Bridget Byrne and Carla De Tona

making the choice for the first time – for those with older children, it was often the case that the younger sibling would follow the older one and the decision was effectively made. These parents also had the security of knowing that their child was guaranteed a place because of the sibling policy. They were also able to reflect on the process of choosing school having also got to know the secondary schools a bit better through their children attending them. Some who had older children were able to compare the processes of choosing now with several years ago. As the

in All in the mix
Open Access (free)
Their lives and social contexts
Iain Lindsey, Tess Kay, Ruth Jeanes, and Davies Banda

. Specifically in the Lusaka compound of Kalingalinga, Hansen's ( 2005 : 14) research identified the prevalence of: unconventional household arrangements, including domestic groups of youth with no adult head as provider – households consisting entirely of young men, or of young women, or of siblings, and child-headed households, or households of children with a granny caretaker

in Localizing global sport for development
Christine E. Hallett

paradis des blessés missionary and then a British staff officer; and moved in literary circles, enjoying relationships with members of the intelligentsia, such as Ford Madox Ford and Percy Wyndham Lewis. The extraordinary qualities of her writing owe much to her range of experiences and acquaintances.28 Born on 15 May 1886, Borden was one of four surviving siblings, and spent much of her time accompanying her brothers on expeditions, fishing trips, and games with other boys. Although something of a tomboy, she was also said to have been feminine in appearance and
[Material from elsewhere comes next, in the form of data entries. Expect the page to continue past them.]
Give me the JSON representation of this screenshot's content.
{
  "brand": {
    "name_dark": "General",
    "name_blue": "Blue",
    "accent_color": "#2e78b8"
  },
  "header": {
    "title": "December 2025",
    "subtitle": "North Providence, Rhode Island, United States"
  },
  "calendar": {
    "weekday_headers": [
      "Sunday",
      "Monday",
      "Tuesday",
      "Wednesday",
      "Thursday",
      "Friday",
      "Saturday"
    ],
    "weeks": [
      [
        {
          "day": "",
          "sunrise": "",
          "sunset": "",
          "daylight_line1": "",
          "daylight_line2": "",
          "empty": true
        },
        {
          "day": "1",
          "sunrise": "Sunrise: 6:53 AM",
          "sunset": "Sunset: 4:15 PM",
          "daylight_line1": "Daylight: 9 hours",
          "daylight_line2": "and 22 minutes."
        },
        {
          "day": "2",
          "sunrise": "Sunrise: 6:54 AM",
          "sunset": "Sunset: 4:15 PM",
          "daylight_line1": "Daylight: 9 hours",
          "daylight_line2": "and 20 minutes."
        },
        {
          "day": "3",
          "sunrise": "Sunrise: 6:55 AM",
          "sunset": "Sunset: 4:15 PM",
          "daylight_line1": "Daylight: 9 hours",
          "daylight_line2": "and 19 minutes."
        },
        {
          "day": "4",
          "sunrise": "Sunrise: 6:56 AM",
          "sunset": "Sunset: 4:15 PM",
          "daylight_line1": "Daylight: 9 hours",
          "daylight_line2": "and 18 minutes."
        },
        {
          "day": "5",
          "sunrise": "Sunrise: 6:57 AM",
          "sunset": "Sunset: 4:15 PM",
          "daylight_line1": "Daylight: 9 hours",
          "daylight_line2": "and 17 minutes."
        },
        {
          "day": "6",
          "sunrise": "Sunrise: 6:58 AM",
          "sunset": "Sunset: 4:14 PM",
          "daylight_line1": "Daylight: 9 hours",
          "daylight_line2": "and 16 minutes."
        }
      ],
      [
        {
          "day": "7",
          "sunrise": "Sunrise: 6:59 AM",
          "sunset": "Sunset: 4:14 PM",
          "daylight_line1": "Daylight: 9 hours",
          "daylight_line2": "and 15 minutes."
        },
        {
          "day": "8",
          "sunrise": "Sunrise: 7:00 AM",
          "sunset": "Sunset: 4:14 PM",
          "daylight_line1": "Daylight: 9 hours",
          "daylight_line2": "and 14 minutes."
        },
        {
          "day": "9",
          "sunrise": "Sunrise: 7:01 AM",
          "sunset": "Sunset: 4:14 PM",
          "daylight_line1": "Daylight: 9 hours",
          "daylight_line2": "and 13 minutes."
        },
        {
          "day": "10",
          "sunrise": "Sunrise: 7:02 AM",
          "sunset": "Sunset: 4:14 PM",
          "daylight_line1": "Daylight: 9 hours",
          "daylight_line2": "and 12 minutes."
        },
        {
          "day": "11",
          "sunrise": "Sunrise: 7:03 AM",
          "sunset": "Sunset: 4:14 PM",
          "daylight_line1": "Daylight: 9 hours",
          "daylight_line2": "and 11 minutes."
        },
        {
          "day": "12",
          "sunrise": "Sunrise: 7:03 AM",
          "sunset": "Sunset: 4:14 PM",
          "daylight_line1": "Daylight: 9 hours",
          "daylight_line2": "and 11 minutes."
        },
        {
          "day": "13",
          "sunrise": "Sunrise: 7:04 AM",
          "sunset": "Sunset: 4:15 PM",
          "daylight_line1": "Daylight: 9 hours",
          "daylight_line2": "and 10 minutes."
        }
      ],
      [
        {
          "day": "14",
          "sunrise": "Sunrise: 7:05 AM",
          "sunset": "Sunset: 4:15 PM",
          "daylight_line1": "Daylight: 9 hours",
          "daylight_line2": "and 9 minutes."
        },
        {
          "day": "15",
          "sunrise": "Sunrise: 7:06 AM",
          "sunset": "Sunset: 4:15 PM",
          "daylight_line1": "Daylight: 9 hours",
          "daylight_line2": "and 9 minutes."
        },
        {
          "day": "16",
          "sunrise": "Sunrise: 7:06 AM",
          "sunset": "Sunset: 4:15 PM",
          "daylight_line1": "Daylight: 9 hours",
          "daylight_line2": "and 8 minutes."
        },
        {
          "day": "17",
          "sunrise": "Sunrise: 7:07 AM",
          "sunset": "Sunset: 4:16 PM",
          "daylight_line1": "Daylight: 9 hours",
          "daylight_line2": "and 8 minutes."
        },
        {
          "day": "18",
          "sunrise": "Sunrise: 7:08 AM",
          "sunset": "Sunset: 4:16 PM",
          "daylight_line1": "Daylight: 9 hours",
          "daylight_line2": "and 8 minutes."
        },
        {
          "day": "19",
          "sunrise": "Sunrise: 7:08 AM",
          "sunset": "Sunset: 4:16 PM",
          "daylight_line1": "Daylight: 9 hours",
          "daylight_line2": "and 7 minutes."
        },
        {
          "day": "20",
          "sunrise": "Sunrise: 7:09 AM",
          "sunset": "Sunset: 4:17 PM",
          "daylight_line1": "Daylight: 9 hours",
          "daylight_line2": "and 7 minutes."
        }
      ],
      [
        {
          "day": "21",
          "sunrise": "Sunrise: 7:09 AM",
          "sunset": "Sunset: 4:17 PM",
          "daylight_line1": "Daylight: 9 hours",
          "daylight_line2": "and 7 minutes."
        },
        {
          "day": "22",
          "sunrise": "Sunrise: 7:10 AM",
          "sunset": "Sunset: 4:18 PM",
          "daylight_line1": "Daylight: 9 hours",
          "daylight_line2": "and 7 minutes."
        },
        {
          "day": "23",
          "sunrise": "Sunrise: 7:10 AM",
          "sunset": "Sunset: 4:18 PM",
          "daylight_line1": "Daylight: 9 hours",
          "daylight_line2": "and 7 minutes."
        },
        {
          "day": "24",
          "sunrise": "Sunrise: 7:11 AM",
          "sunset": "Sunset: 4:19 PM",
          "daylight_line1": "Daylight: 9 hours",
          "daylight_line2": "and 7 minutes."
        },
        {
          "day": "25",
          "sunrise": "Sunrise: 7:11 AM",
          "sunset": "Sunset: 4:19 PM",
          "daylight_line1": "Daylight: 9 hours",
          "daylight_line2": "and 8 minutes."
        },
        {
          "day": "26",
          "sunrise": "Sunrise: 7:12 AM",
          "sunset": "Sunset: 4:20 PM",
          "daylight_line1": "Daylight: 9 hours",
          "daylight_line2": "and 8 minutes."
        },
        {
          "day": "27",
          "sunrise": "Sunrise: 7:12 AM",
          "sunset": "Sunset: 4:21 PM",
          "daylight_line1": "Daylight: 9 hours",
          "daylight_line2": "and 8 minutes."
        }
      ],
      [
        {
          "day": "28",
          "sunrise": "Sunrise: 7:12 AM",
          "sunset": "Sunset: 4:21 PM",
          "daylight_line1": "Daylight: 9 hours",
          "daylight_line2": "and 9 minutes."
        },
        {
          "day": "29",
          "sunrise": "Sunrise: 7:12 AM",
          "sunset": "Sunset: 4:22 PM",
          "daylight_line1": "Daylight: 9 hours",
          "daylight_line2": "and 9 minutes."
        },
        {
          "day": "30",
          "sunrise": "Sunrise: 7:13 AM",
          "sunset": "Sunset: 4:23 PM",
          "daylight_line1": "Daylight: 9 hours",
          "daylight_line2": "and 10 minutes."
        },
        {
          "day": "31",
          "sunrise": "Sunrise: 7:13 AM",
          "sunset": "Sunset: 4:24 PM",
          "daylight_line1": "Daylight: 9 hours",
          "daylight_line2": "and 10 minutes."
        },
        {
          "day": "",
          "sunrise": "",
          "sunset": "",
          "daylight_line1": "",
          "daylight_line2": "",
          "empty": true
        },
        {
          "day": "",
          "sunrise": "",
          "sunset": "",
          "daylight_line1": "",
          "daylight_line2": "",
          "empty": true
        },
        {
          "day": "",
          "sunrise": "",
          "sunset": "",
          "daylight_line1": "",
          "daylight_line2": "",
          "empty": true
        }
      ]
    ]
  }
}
in Nurse Writers of the Great War
Open Access (free)
The Debt–Growth–Inequality Nexus
Tim Di Muzio and Richard H. Robbins

developing Consequences: The Debt–Growth–Inequality Nexus 109 countries. Generally such measures go under the term “austerity,” and using a household metaphor, financiers, bankers, and co-opted politicians justify austerity by claiming that the indebted government or country is “living beyond its means,” as if they were all members of one big household irresponsibly spending more than it earned. A more apt household metaphor, however, would be one in which one sibling among ten expropriated 50 percent of the family income, leaving the rest for his nine brothers and

in Debt as Power
Duncan Sayer

limited. Obviously, a particular individual will be most similar to their siblings and their parents when compared against more distant relatives, and more different still to unrelated individuals. In the examples discussed here there were evident patterns in the distribution of height data. These patterns were not evident by examining the type of burial, such as a weapon grave, nor were they evident in the location of burials in a particular plot. They were visible through a combination of the two types of data. For example, weapon graves within a particular plot or

in Early Anglo-Saxon cemeteries
Open Access (free)
Thefts, violence and sexual threats
Jenny DiPlacidi

that although unions between siblings were incestuous and illegal, they did not constitute a violation of the natural law. Neither were marriages between uncles and nieces a violation of the natural law as they did not overturn ‘the proper order of familial authority’ as the unnatural union of parent and child would. 36 Pollak’s treatment of Taylor is intriguing because it illuminates both the

in Gothic incest
Open Access (free)
Jenny Edkins

drinking and bring him home, and her work as a young girl in the Lancashire cotton mills. After her mother died, at the age of 48, the family moved to the seaside town of Lytham St Annes. Mary also died relatively young, nursed by my grandmother through a long illness, and Martha died in childbirth. Annie married a Catholic, and bore four surviving children, one of whom is my godmother and still lives in Lytham, where I was born, with her children and grandchildren. The only one of my grandmother’s siblings I met was Uncle John, who, until his death, lived in the

in Change and the politics of certainty